The tubes kiss the water when underway and at rest provide that extra footprint for stability, something that is so much a feature of properly designed RIBs. Two people standing on the tubes make very little difference to the heel of the hull, something if you are using the boat a diving platform is a real bonus. A couple of guys fishing one side also means you don’t get that uneasy feeling when you are leaning over to net your mates big kinghie.
The Suzuki DF100B pushed the 600 Cormorant to 33.5 knots using 32.5 lph @ 5800 rpm with four of us aboard and a full 120-litre fuel load. However, when the load is dropped to just two aboard and yet still with a full fuel load the boat is capable of closer to 36 knots.
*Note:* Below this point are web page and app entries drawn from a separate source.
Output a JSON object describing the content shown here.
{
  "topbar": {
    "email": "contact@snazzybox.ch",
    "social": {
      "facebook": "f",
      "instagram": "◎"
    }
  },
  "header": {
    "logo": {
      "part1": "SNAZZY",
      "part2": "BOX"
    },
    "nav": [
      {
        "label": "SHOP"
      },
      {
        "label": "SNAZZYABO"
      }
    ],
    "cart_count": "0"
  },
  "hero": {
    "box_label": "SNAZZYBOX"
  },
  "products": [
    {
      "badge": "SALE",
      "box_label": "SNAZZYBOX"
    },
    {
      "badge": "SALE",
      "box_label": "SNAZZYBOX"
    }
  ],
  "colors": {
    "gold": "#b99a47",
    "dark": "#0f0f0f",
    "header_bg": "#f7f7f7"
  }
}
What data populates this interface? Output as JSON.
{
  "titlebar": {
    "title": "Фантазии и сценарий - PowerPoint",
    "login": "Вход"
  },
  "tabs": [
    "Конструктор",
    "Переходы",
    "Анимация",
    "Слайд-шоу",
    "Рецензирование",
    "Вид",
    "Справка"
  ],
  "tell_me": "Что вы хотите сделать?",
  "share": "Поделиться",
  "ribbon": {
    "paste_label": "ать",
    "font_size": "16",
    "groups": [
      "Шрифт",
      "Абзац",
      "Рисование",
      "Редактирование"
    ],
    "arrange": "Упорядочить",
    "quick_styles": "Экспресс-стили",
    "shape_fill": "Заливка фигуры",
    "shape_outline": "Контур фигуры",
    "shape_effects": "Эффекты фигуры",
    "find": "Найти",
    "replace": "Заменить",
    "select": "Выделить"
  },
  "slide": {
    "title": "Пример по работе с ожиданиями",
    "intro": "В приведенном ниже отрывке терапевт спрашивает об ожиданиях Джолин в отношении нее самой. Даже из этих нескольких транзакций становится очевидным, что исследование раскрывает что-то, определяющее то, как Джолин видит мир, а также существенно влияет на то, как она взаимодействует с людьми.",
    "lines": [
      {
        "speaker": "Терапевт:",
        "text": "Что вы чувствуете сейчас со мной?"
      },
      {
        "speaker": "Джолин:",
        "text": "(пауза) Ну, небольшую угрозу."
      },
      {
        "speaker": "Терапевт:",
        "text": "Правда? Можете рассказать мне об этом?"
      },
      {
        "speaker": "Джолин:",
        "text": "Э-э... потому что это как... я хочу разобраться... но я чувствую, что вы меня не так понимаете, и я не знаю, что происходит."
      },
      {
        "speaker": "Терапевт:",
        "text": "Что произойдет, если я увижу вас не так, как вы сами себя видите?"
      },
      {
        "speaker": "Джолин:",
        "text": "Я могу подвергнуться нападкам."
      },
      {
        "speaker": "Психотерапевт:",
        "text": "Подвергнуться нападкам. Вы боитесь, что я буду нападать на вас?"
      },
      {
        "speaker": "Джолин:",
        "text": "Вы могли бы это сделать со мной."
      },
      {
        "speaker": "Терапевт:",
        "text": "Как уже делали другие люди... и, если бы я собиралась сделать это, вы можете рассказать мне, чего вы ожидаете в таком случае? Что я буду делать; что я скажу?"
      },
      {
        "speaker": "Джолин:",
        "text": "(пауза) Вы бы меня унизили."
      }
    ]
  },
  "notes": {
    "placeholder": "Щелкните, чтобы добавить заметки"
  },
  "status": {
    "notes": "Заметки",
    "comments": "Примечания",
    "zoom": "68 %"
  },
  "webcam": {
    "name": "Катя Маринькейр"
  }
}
The owner of the 600 Cormorant says he likes to cruise around 4500-5000 rpm @ around 27 knots and gives a range of approx. 130 nm. Flat out that drops down to a still very acceptable 100 nm.
The 550/600 Cormorant are boats that have a diverse market, from a tender for a superyacht or larger motor yacht, to a boat that’s easily handled, towed and launched. It’s an all-purpose boat for general boating. Southern Pacific produce tubes for many fibreglass RIB builders, so were keen to stay out of that space, hence the development of the all aluminium range. Southern Pacific reinforces the Kiwi designed and made philosophy and have the ability to build to the highest quality at an affordable price. Being the builder from bow to stern Southern Pacific can custom build every boat and that’s a real plus.
- Model: 600 Cormorant
- Priced from: $54,000
- Price as tested: $69,000
- Type: Centre Console
- Construction: Alloy/Valmex PVC
- LOA: 6.00m
- Beam: 2.30m
- Deadrise: 22 deg
- Height on trailer: ??
- Trailerable weight: 750 kgs (est)
- Power: Suzuki DF100B
- Power options: Outboards 90-115hp
- Propeller: ??
- Fuel capacity: 120 litres
- Trailer: Hoskings Trailers
FUEL & PERFORMANCE DATA
Southern Pacific 600 Cormorant